US7914060 *Sep 11, 2008Mar 29, 2011Bryan ScribnerVehicle cargo area extender and step
US8205910 *Mar 17, 2008Jun 26, 2012Polaris Industries Inc.Utility vehicle having modular components
US8840166Oct 24, 2012Sep 23, 2014SlideLiner, L.L.C.Slidable cargo area floor liner and cargo management device
US20110193365 *Jan 21, 2011Aug 11, 2011Zernec Daniel MTruck bed tray
US20120205411 *Feb 14, 2011Aug 16, 2012Kuryakyn Holdings, LLCAdjustable accessory support assembly
US20130270858 *Mar 12, 2013Oct 17, 2013GM Global Technology Operations LLCMotor vehicle with an adjustable loading panel in a cargo space
Classifications
U.S. Classification296/26.09, 296/26.08, 414/522, 296/39.2
International ClassificationB62C1/06
Cooperative ClassificationB60R7/02, B60P7/0892, B60P3/40, B60P1/003, B60P7/0815, B60R5/04
European ClassificationB60P7/08G, B60P3/40, B60P7/08A3, B60R7/02, B60R5/04, B60P1/00B
Legal Events
DateCodeEventDescription
Oct 16, 2012FPExpired due to failure to pay maintenance fee

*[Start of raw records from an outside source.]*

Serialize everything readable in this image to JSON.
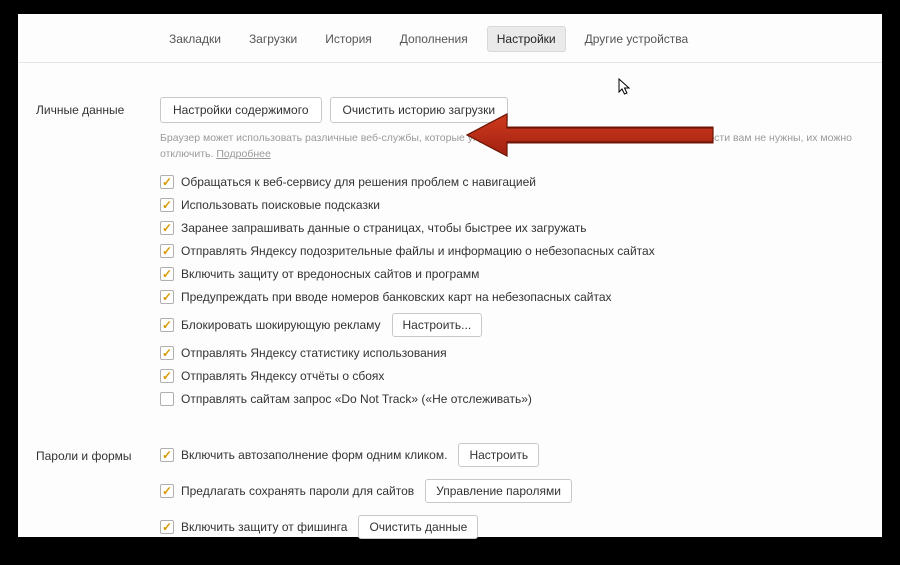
{
  "tabs": {
    "bookmarks": "Закладки",
    "downloads": "Загрузки",
    "history": "История",
    "addons": "Дополнения",
    "settings": "Настройки",
    "other_devices": "Другие устройства"
  },
  "personal": {
    "section_label": "Личные данные",
    "content_settings_btn": "Настройки содержимого",
    "clear_history_btn": "Очистить историю загрузки",
    "hint_text": "Браузер может использовать различные веб-службы, которые упрощают работу в интернете. Если эти возможности вам не нужны, их можно отключить. ",
    "hint_link": "Подробнее",
    "items": [
      {
        "label": "Обращаться к веб-сервису для решения проблем с навигацией",
        "checked": true
      },
      {
        "label": "Использовать поисковые подсказки",
        "checked": true
      },
      {
        "label": "Заранее запрашивать данные о страницах, чтобы быстрее их загружать",
        "checked": true
      },
      {
        "label": "Отправлять Яндексу подозрительные файлы и информацию о небезопасных сайтах",
        "checked": true
      },
      {
        "label": "Включить защиту от вредоносных сайтов и программ",
        "checked": true
      },
      {
        "label": "Предупреждать при вводе номеров банковских карт на небезопасных сайтах",
        "checked": true
      },
      {
        "label": "Блокировать шокирующую рекламу",
        "checked": true,
        "btn": "Настроить..."
      },
      {
        "label": "Отправлять Яндексу статистику использования",
        "checked": true
      },
      {
        "label": "Отправлять Яндексу отчёты о сбоях",
        "checked": true
      },
      {
        "label": "Отправлять сайтам запрос «Do Not Track» («Не отслеживать»)",
        "checked": false
      }
    ]
  },
  "passwords": {
    "section_label": "Пароли и формы",
    "items": [
      {
        "label": "Включить автозаполнение форм одним кликом.",
        "checked": true,
        "btn": "Настроить"
      },
      {
        "label": "Предлагать сохранять пароли для сайтов",
        "checked": true,
        "btn": "Управление паролями"
      },
      {
        "label": "Включить защиту от фишинга",
        "checked": true,
        "btn": "Очистить данные"
      }
    ]
  }
}
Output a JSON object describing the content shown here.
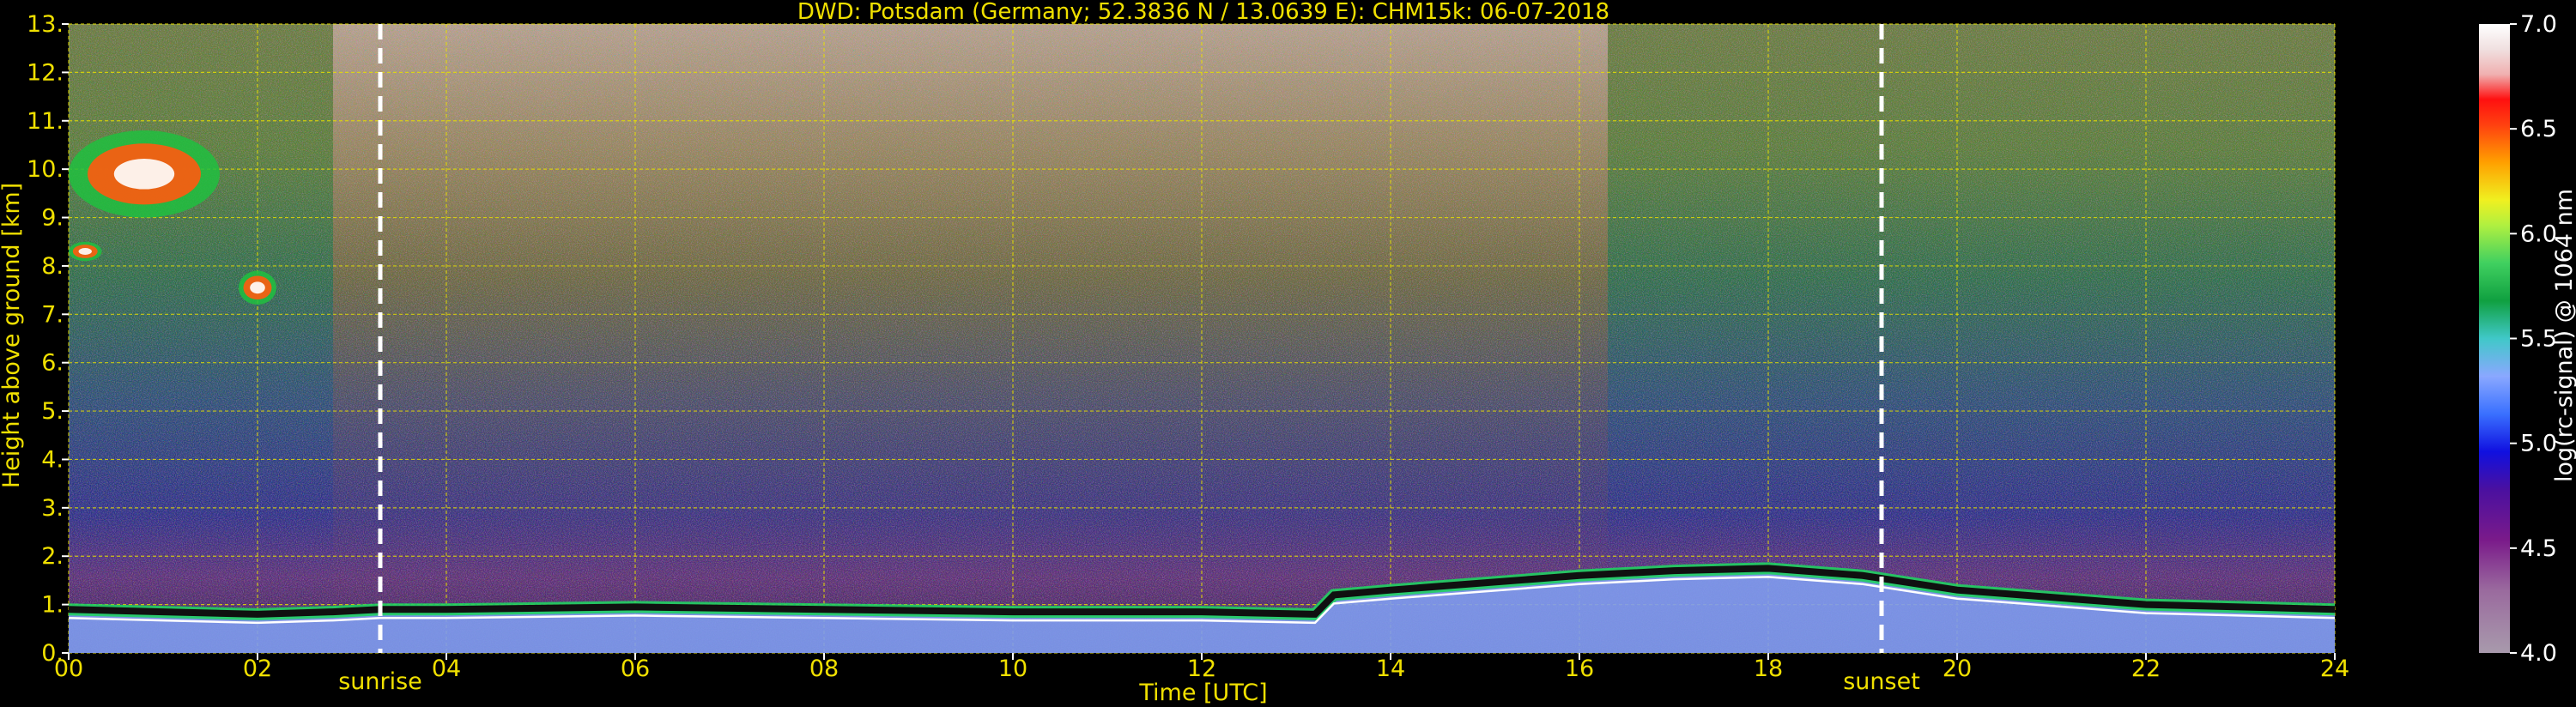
{
  "chart_data": {
    "type": "heatmap",
    "title": "DWD: Potsdam (Germany; 52.3836 N / 13.0639 E):    CHM15k: 06-07-2018",
    "xlabel": "Time [UTC]",
    "ylabel": "Height above ground [km]",
    "xlim": [
      0,
      24
    ],
    "ylim": [
      0,
      13
    ],
    "xticks": [
      "00",
      "02",
      "04",
      "06",
      "08",
      "10",
      "12",
      "14",
      "16",
      "18",
      "20",
      "22",
      "24"
    ],
    "yticks": [
      "0.",
      "1.",
      "2.",
      "3.",
      "4.",
      "5.",
      "6.",
      "7.",
      "8.",
      "9.",
      "10.",
      "11.",
      "12.",
      "13."
    ],
    "grid": true,
    "markers": [
      {
        "label": "sunrise",
        "x": 3.3
      },
      {
        "label": "sunset",
        "x": 19.2
      }
    ],
    "colorbar": {
      "label": "log(rc-signal) @ 1064 nm",
      "range": [
        4.0,
        7.0
      ],
      "ticks": [
        "4.0",
        "4.5",
        "5.0",
        "5.5",
        "6.0",
        "6.5",
        "7.0"
      ]
    },
    "boundary_layer_top_km": [
      [
        0.0,
        0.9
      ],
      [
        1.0,
        0.85
      ],
      [
        2.0,
        0.8
      ],
      [
        2.8,
        0.85
      ],
      [
        3.3,
        0.9
      ],
      [
        4.0,
        0.9
      ],
      [
        6.0,
        0.95
      ],
      [
        8.0,
        0.9
      ],
      [
        10.0,
        0.85
      ],
      [
        12.0,
        0.85
      ],
      [
        13.2,
        0.8
      ],
      [
        13.4,
        1.2
      ],
      [
        14.0,
        1.3
      ],
      [
        15.0,
        1.45
      ],
      [
        16.0,
        1.6
      ],
      [
        17.0,
        1.7
      ],
      [
        18.0,
        1.75
      ],
      [
        19.0,
        1.6
      ],
      [
        20.0,
        1.3
      ],
      [
        21.0,
        1.15
      ],
      [
        22.0,
        1.0
      ],
      [
        24.0,
        0.9
      ]
    ],
    "cloud_features": [
      {
        "t_start": 0.0,
        "t_end": 1.6,
        "h_min": 9.0,
        "h_max": 10.8
      },
      {
        "t_start": 0.0,
        "t_end": 0.35,
        "h_min": 8.1,
        "h_max": 8.5
      },
      {
        "t_start": 1.8,
        "t_end": 2.2,
        "h_min": 7.2,
        "h_max": 7.9
      }
    ]
  }
}
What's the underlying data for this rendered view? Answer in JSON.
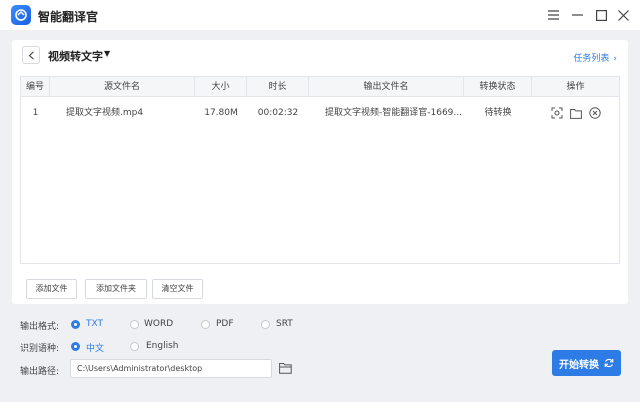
{
  "app": {
    "title": "智能翻译官"
  },
  "header": {
    "page_title": "视频转文字",
    "task_list": "任务列表"
  },
  "table": {
    "columns": [
      "编号",
      "源文件名",
      "大小",
      "时长",
      "输出文件名",
      "转换状态",
      "操作"
    ],
    "rows": [
      {
        "index": "1",
        "source": "提取文字视频.mp4",
        "size": "17.80M",
        "duration": "00:02:32",
        "output": "提取文字视频-智能翻译官-1669...",
        "status": "待转换"
      }
    ]
  },
  "actions": {
    "add_file": "添加文件",
    "add_folder": "添加文件夹",
    "clear_files": "清空文件"
  },
  "options": {
    "format_label": "输出格式:",
    "formats": [
      "TXT",
      "WORD",
      "PDF",
      "SRT"
    ],
    "selected_format": "TXT",
    "lang_label": "识别语种:",
    "languages": [
      "中文",
      "English"
    ],
    "selected_language": "中文",
    "path_label": "输出路径:",
    "path_value": "C:\\Users\\Administrator\\desktop"
  },
  "start_button": "开始转换",
  "colors": {
    "accent": "#2d7be5"
  }
}
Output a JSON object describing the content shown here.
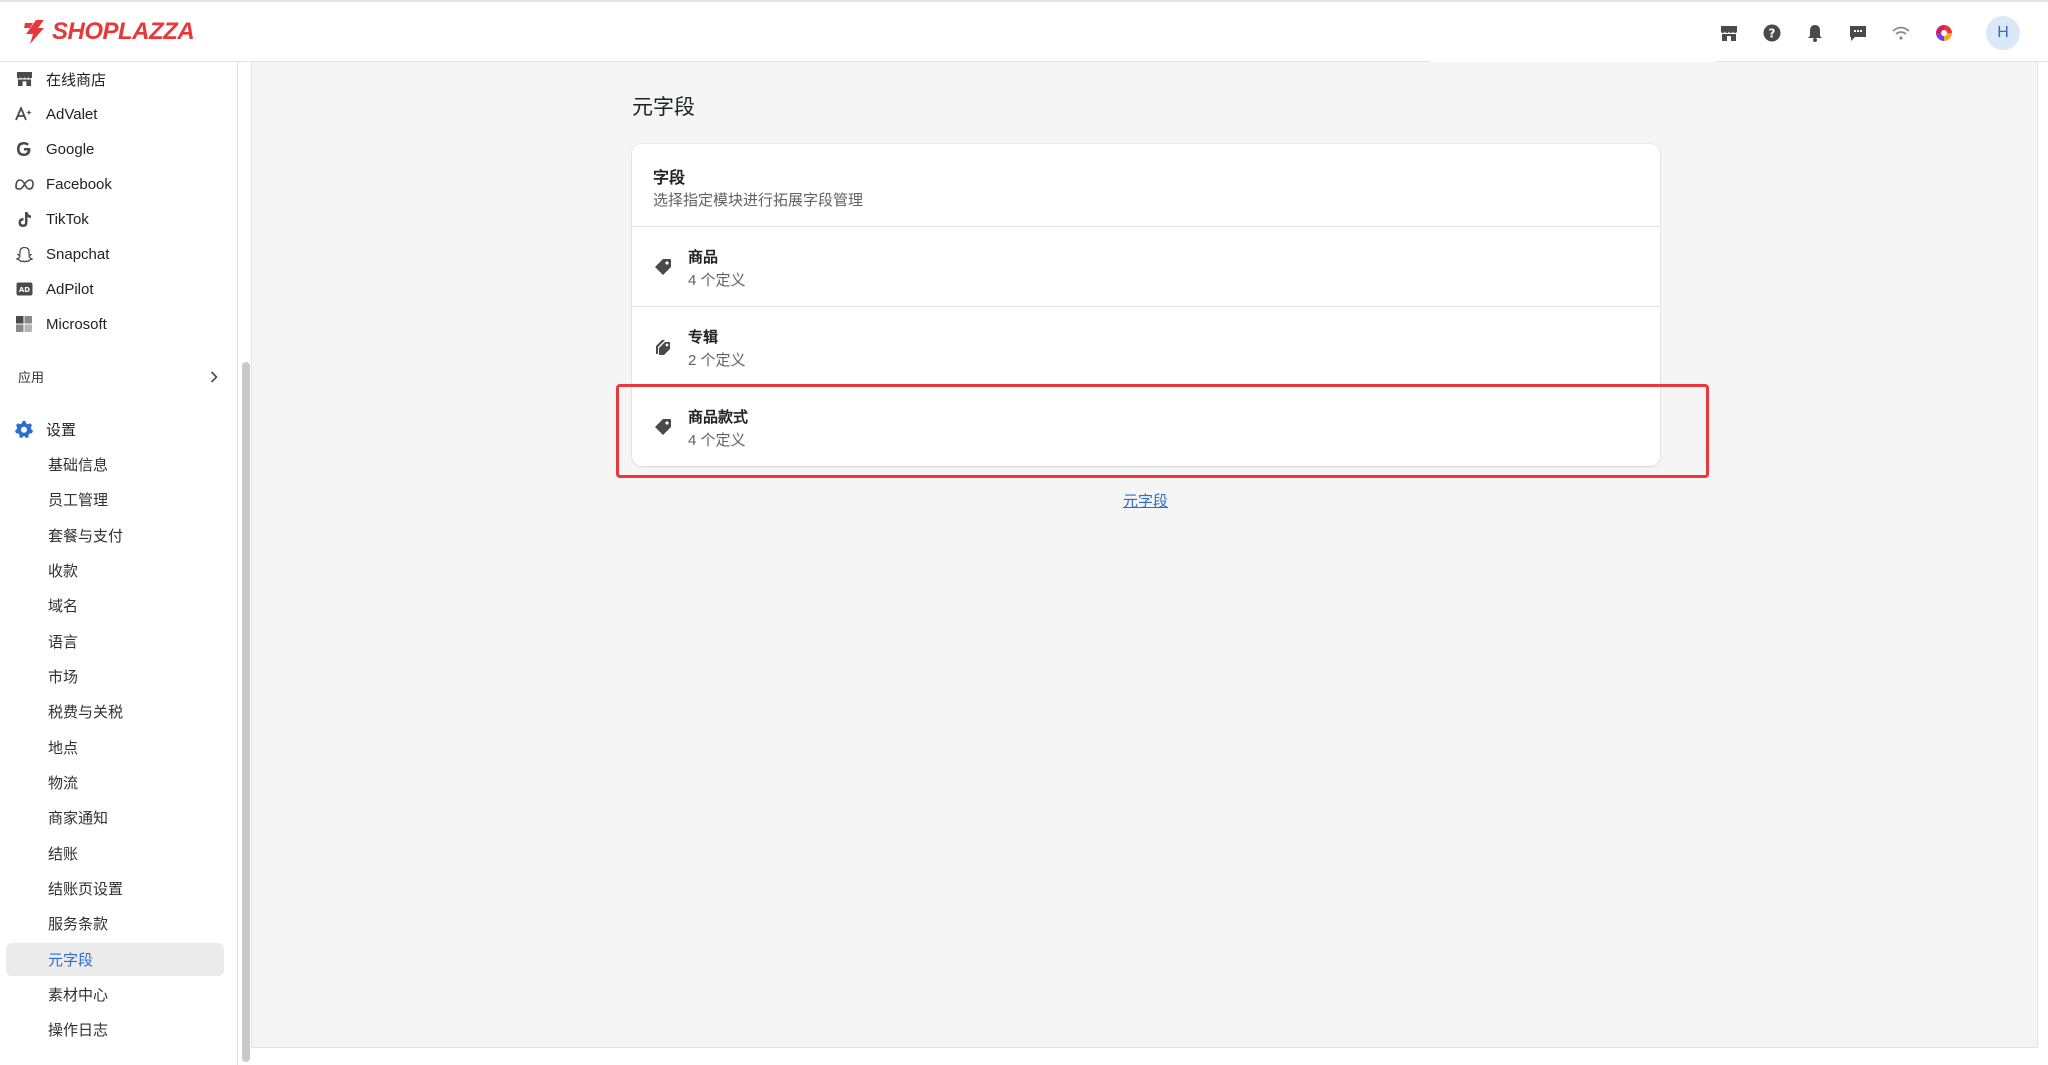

Effective date: 20120826
Aug 26, 2012LAPSLapse for failure to pay maintenance fees
Apr 9, 2012REMIMaintenance fee reminder mailed